The former first lady was unable to pass the big-ticket legislation she introduced to benefit the upstate economy. She turned to smaller-scale projects, but some of those fell flat after initial glowing headlines, a Washington Post review shows. Many promised jobs never materialized and others migrated to other states as she turned to her first presidential run, said former officials who worked with her in New York.
Clinton’s self-styled role as economic promoter also showcases an operating style that has come to define the political and money-making machine known to some critics of the former first couple as Clinton Inc. Some of her pet economic projects involved loyal campaign contributors, who also supported the Clinton Foundation, The Post review shows.
As New York Senator, Clinton sent lucrative business to private companies to deliver jobs to upstate New York. The jobs didn’t materialize, and the companies contributed financially to the Clinton campaign and foundation.
Unlike the mailgate and Benghazi nonsense, this matters. It might make me support the Republicans — but sadly the Republican candidate is a crazy shouty homeless guy.
Filmmaker Casimir Nozkowski remembers the building where he grew up on the Lower East Side of Manhattan, a former synagogue, whiskey distillery, and shower curtain and raincoat factory that his parents rented as a loft for 45 years.
I watched about a minute of this and got bored. Then I found myself thinking at odd moments of the day about these people’s body language, facial expressions, and hand gestures. So I came back and watched the whole thing.
As The Gothamist says: “This isn’t about mockery—it’s about empathizing with straphangers in our collective daily struggle to get where we’re going.”
The law would have required tech companies to provide information about how to repair devices, but big tech companies including Apple and Cisco blocked it from even coming to a vote. Similar measures have been blocked in Minnesota, Nebraska, Massachusetts, and previously in New York.
Because of loopholes in disclosure laws for large cash transactions, real estate is a great way to launder money. So if you’ve got a million dollars in illegally obtained cash lying around, a luxury Manhattan apartment is a good place for it.
There are apartments in cities around the world where the lights do not go on at night. The apartment is empty. And it’s hard to tell who owns it or where the money to buy the apartment came from.
And that’s because some of that money is from questionable origins. If you have a lot of money to hide, you can park that cash in real estate.
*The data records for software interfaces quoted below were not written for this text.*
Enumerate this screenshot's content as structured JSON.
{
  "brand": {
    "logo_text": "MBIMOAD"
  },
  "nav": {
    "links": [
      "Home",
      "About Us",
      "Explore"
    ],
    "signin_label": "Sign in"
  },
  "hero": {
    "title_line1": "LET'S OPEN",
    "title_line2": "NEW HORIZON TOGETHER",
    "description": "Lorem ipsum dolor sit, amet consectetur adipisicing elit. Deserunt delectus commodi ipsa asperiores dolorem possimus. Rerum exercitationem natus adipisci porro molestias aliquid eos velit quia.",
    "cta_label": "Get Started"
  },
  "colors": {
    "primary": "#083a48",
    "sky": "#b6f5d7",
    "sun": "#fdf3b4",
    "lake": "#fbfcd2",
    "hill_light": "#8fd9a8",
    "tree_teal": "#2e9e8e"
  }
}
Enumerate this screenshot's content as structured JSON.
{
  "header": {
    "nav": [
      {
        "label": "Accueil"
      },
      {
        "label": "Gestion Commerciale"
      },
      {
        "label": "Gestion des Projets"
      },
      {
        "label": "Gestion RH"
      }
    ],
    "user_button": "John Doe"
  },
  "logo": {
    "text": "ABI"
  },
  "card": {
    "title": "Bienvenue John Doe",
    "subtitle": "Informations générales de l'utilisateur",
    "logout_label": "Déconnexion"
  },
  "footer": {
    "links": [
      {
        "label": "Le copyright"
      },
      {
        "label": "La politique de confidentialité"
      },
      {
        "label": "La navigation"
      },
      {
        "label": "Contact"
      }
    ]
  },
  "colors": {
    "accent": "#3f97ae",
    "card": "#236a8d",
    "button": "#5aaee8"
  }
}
You hide the money in plain sight. You turn a fancy apartment into a giant piggy bank or secret vault.
On today’s show, the international quest to try answer a simple question: Who owns Apartment 5B?
This excellent photo was staring me in the face from my Long Island historic wall calendar last month. Google Image Search helped me find more information about it.